** Data follows **

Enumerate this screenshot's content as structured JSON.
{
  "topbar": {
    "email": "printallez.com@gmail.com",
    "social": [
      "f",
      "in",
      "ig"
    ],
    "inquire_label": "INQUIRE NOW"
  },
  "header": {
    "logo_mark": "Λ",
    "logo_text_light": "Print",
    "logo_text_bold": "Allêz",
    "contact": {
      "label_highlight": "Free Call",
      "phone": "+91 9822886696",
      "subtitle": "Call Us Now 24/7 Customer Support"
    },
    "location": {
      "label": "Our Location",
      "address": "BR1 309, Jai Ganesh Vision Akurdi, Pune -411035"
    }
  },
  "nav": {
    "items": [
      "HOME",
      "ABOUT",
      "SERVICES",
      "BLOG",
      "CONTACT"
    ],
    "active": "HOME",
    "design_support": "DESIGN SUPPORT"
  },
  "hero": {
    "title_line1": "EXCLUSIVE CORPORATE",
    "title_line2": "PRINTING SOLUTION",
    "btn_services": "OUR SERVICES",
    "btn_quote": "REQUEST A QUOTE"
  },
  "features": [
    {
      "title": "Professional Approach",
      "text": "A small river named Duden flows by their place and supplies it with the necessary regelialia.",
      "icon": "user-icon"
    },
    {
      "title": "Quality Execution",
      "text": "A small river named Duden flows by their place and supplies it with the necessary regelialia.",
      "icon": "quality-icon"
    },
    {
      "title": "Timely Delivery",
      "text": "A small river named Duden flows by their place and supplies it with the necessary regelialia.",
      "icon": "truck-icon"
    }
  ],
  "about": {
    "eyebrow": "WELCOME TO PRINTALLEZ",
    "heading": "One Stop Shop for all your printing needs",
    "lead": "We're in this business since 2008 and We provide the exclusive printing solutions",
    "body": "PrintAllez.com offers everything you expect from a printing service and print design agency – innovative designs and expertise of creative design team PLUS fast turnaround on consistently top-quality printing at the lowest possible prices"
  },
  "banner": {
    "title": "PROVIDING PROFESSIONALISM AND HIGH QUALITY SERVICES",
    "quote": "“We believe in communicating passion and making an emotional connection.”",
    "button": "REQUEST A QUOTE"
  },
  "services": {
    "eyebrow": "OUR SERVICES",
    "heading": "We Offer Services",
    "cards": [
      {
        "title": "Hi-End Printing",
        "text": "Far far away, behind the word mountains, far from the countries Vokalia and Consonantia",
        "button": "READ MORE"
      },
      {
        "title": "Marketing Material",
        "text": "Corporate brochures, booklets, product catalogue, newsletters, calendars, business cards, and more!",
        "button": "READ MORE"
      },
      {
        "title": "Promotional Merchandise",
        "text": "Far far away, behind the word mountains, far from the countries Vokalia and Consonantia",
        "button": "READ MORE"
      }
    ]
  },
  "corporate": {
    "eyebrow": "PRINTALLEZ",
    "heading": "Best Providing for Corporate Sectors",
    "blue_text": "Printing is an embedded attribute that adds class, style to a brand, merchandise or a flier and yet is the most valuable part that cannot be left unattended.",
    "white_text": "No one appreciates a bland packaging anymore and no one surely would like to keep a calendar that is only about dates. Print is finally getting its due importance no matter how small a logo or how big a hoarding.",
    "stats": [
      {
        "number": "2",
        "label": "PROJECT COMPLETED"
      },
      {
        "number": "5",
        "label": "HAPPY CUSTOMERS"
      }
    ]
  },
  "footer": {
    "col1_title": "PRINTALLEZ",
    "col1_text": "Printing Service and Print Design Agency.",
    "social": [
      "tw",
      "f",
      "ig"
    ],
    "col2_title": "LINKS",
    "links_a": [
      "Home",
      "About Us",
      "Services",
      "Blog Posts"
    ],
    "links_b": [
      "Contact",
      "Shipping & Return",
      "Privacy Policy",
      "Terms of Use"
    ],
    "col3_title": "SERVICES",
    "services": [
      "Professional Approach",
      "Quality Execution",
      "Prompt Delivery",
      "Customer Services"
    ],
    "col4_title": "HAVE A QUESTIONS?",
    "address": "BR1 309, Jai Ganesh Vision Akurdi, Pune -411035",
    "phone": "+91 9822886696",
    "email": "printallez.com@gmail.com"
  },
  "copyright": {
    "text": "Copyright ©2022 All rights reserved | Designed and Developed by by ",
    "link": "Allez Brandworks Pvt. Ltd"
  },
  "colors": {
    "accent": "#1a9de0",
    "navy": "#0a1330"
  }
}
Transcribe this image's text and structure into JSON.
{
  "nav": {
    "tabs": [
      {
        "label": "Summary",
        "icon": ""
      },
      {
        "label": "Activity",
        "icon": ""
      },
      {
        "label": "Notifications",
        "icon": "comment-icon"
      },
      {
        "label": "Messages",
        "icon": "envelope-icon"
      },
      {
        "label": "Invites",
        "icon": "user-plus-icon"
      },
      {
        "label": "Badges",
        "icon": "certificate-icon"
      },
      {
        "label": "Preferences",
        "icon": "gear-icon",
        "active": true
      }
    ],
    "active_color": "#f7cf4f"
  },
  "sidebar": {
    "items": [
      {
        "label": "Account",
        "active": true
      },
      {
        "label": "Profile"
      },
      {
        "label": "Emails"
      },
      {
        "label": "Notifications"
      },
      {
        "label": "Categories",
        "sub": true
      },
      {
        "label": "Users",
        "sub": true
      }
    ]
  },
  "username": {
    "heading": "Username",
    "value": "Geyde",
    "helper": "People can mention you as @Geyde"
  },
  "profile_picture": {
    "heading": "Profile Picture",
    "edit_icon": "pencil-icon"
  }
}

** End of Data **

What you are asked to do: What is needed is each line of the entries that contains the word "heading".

Response box:
    "heading": "One Stop Shop for all your printing needs",
    "heading": "We Offer Services",
    "heading": "Best Providing for Corporate Sectors",
    "heading": "Username",
    "heading": "Profile Picture",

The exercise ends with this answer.